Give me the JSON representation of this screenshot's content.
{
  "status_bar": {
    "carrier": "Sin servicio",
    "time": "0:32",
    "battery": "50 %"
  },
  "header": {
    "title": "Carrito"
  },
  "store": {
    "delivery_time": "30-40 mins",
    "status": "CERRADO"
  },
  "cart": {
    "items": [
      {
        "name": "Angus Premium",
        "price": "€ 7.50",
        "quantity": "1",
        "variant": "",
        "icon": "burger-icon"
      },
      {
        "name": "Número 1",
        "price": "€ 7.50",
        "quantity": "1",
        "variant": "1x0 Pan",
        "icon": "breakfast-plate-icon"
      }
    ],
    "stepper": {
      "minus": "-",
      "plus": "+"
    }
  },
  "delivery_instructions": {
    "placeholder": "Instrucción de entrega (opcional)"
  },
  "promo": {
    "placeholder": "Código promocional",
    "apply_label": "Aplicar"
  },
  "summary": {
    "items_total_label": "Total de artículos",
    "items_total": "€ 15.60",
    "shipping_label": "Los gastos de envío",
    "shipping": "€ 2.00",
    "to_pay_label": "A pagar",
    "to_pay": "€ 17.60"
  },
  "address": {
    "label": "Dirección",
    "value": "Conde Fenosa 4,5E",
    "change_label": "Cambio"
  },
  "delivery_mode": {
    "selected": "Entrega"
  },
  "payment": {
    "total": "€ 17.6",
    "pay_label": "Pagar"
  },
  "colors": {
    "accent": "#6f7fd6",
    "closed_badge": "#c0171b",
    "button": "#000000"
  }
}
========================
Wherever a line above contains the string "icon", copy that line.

        "icon": "burger-icon"
        "icon": "breakfast-plate-icon"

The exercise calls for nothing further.